Over the last year, we can see that insiders have bought 5.72m shares worth CA$983k. On the other hand they divested 1.69m shares, for CA$324k. In total, Imagination Park Technologies insiders bought more than they sold over the last year. They paid about CA$0.17 on average. This is nice to see since it implies that insiders might see value around current prices (around CA$0.09). You can see a visual depiction of insider transactions (by individuals) over the last 12 months, below. If you click on the chart, you can see all the individual transactions, including the share price, individual, and the date!
There are plenty of other companies that have insiders buying up shares. You probably do not want to miss this free list of growing companies that insiders are buying.
Insiders at Imagination Park Technologies Have Bought Stock Recently
It’s good to see that Imagination Park Technologies insiders have made notable investments in the company’s shares. Overall, 2 insiders shelled out CA$411k for shares in the company — and none sold. This makes one think the business has some good points.
Looking at the total insider shareholdings in a company can help to inform your view of whether they are well aligned with common shareholders. A high insider ownership often makes company leadership more mindful of shareholder interests. From our data, it seems that Imagination Park Technologies insiders own 14% of the company, worth about CA$1.3m. Whilst better than nothing, we’re not overly impressed by these holdings.
So What Do The Imagination Park Technologies Insider Transactions Indicate?
It is good to see recent purchasing. And an analysis of the transactions over the last year also gives us confidence. However, we note that the company didn’t make a profit over the last twelve months, which makes us cautious. While the overall levels of insider ownership are below what we’d like to see, the history of transactions imply that Imagination Park Technologies insiders are reasonably well aligned, and optimistic for the future. I like to dive deeper into how a company has performed in the past. You can access this interactive graph of past earnings, revenue and cash flow for free .

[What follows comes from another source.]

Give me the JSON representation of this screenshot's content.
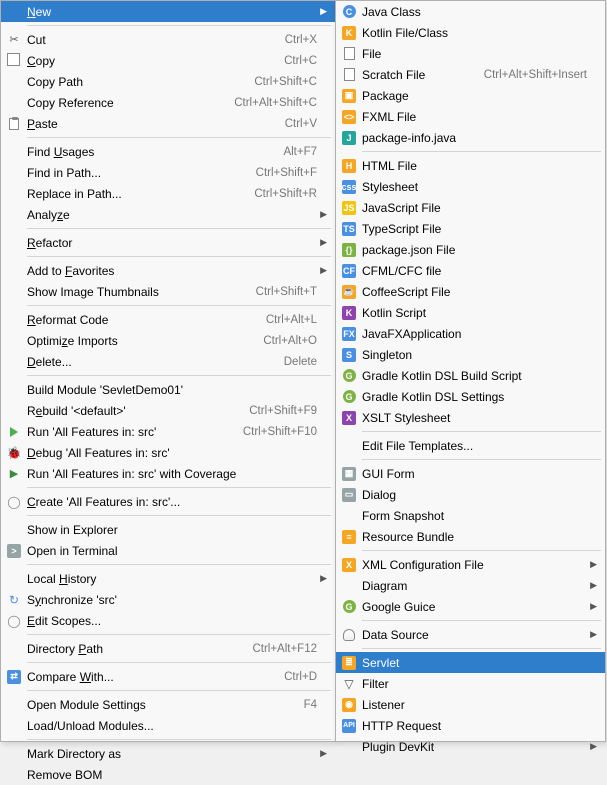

If you would prefer to check out another company — one with potentially superior financials — then do not miss this free list of interesting companies, that have HIGH return on equity and low debt.
To help readers see past the short term volatility of the financial market, we aim to bring you a long-term focused research analysis purely driven by fundamental data. Note that our analysis does not factor in the latest price-sensitive company announcements.
The author is an independent contributor and at the time of publication had no position in the stocks mentioned. For errors that warrant correction please contact the editor at firstname.lastname@example.org.